Tonight I was walking in my neighbourhood and I noticed some elderflowers. The scent was my first clue and then I saw the flowers. These umbrels of tiny white florets smell wonderful and eventually produce tiny purple elderberries. I was suddenly transported back to when I was twenty-five and travelling round Europe with my friend Catherine. During those four months of travel we met with the kind of hospitality you read about in books. In Vienna Austria we were put up by a friend of a friend of a friend. When we arrived the young woman hosting us asked if we wanted a drink of hollersekt. We had no idea what it was and she didn’t have a translation for us but we were adventurous and tried it. Bliss. It was years before I found out it was a cordial made from elderflowers and many more years before I was able to find it here in Ontario

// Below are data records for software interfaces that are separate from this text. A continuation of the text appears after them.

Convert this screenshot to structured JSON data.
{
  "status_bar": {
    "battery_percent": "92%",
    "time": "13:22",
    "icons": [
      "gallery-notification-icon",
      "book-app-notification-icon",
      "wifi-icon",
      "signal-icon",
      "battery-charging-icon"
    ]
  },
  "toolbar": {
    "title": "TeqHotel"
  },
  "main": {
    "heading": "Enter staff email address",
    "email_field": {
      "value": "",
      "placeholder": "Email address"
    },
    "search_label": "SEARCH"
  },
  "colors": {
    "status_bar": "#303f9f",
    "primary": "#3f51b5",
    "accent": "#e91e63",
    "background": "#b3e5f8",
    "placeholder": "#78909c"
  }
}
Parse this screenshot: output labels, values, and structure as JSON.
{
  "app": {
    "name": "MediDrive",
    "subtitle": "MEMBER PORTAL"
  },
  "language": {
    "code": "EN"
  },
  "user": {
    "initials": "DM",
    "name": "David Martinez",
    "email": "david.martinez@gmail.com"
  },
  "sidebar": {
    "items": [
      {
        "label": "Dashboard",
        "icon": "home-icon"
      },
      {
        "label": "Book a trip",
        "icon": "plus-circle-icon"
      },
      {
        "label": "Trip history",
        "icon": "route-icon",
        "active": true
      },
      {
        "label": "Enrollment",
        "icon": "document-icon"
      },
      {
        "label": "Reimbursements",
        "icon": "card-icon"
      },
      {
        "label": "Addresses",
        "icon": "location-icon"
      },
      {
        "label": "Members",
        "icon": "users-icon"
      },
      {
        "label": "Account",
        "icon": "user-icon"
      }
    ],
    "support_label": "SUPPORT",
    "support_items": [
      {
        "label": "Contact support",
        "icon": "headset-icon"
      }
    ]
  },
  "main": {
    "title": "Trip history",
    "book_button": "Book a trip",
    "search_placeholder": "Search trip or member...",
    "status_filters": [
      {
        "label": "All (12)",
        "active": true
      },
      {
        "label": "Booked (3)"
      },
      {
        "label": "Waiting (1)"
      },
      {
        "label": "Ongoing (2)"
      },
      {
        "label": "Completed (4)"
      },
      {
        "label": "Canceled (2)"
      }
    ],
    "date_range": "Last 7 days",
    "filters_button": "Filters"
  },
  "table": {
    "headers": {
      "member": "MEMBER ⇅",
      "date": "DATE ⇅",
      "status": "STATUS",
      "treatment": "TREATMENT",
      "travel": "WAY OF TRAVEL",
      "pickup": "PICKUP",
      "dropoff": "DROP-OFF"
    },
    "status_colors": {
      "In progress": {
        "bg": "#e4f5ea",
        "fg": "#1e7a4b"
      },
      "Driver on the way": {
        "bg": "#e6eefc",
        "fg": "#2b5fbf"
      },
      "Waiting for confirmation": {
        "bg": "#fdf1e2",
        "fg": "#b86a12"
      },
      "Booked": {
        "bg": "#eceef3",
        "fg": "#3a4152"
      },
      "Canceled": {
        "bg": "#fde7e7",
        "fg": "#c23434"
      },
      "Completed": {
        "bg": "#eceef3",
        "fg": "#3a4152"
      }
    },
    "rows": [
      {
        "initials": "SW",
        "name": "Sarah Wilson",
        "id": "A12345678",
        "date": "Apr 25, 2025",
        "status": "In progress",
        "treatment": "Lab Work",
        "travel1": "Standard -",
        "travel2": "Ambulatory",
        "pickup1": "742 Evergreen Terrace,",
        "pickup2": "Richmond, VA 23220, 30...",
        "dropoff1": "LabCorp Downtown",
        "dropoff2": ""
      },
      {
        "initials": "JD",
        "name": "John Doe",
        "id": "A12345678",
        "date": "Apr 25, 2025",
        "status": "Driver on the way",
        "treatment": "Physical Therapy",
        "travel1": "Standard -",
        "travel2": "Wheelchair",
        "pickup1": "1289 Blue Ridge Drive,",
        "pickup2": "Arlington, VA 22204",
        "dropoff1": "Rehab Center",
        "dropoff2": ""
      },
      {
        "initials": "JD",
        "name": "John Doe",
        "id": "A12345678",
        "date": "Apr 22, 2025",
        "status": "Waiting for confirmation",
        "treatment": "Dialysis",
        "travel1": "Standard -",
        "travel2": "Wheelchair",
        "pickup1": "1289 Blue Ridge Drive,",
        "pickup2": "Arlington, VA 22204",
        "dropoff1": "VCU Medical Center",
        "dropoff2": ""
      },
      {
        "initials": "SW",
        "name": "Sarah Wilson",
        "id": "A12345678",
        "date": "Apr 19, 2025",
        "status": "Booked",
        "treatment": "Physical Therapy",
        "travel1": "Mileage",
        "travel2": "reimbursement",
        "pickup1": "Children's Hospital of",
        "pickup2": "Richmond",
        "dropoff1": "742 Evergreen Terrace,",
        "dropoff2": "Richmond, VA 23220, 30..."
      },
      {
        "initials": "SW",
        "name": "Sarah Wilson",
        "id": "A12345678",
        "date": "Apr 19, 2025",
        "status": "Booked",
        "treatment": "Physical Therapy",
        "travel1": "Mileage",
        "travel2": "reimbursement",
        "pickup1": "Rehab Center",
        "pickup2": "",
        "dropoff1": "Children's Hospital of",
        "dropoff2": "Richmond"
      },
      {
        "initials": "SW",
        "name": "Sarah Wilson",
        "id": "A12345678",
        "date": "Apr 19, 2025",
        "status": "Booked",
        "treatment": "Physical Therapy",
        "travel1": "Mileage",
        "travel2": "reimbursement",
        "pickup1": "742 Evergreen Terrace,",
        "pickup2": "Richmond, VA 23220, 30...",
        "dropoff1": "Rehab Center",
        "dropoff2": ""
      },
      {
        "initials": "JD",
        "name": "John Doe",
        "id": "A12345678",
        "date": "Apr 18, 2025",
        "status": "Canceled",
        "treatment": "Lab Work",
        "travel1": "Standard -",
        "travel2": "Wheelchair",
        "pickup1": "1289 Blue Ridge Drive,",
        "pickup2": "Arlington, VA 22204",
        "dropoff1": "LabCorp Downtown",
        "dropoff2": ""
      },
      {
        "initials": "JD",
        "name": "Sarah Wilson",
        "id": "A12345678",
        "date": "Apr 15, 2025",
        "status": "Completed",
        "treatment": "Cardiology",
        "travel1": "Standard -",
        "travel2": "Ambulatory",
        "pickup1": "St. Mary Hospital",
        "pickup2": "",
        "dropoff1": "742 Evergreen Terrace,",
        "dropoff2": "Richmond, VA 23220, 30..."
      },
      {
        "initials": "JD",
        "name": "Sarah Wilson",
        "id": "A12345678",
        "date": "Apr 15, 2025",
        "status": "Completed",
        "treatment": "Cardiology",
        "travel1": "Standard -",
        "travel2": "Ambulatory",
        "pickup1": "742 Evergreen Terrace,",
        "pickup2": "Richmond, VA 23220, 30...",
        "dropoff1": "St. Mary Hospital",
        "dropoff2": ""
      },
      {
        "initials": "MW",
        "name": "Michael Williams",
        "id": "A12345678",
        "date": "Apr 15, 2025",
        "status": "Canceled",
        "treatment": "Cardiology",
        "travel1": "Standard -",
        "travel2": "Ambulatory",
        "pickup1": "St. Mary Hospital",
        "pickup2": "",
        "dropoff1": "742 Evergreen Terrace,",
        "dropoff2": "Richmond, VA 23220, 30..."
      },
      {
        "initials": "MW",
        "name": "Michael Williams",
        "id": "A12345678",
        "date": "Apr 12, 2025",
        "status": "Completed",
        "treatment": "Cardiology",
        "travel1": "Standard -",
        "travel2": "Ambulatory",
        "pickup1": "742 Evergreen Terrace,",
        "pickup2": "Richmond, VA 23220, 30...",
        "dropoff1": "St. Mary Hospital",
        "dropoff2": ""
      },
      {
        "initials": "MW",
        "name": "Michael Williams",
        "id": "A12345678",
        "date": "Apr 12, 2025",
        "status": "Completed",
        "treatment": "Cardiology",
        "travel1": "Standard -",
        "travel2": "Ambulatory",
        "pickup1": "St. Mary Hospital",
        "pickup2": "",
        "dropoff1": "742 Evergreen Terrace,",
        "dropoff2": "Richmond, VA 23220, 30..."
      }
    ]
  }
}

The next morning our Viennese host served us lovely pancakes made from flowers. It turned out these were the elderblossoms. Today I’m making something similar. After glimpsing the elderblossoms tonight I remembered the Elderberry Blossom Cake recipe in The New Galt Cook Book (1898). It was contributed by A.W.K. of Preston and appears in the Fritter section of the cookbook. I picked just one blossom so I’m going to reduce this recipe significantly. I’ll make one-third of it.
I cracked one egg into a bowl and beat it a little with a fork. I added 2/3 cup of milk since 1 pint equals two cups. I started adding flour and it took about 1/2 cup to create a batter suitable for fritters. I examined the blossom and it looked clean. I broke the blossom into segments. I melted some lard in a frying pan and dipped my blossom segments in the batter. let it drip a bit and then quickly fried them flat in the pan. The stems of the blossoms provide great handles for dipping and lifting the fritters. I removed them to a plate and sprinkled the fritters with sugar and cinnamon. I can’t wait to taste them.
I have no idea about the identity of A.W.K. of Preston so i is straight on to sampling her or his elderberry blossom cake which are really fritters. I’m not sure why the author of this recipe calls them cake unless it is used in the same sense of pancakes. The editors of The New Galt Cook Book must have been familiar with them since the recipe was correctly placed in the fritter section. The batter makes a good fritter no matter what is placed in it but elderflower fritters provide a lightness since the batter gets spread like a net. The flavour of the flowers themselves is elusive in this batter. It is important to keep the batter light and fry them quickly and eat them as fast as they come out of the pan. I’m not sure the cinnamon is necessary but the sugar is a nice touch. If you can locate some elderflowers in the next week or two, be sure to give this recipe a try. Leave some flowers so that you can enjoy the elderberries in a few months.
ELDERBERRY BLOSSOM CAKE
A. W. K., Preston
Three eggs, one pint milk, flour enough to make a batter (as for apple fritters), a pinch of salt. Take elderberry blossoms, pick them carefully over to free from leaves and insects, dip the bunches into the batter and fry in lard. Before turning cut off the stems with a pair of scissors. If the bunches are too large divide them. Strew them with sugar and cinnamon and eat with cream. To be eaten hot.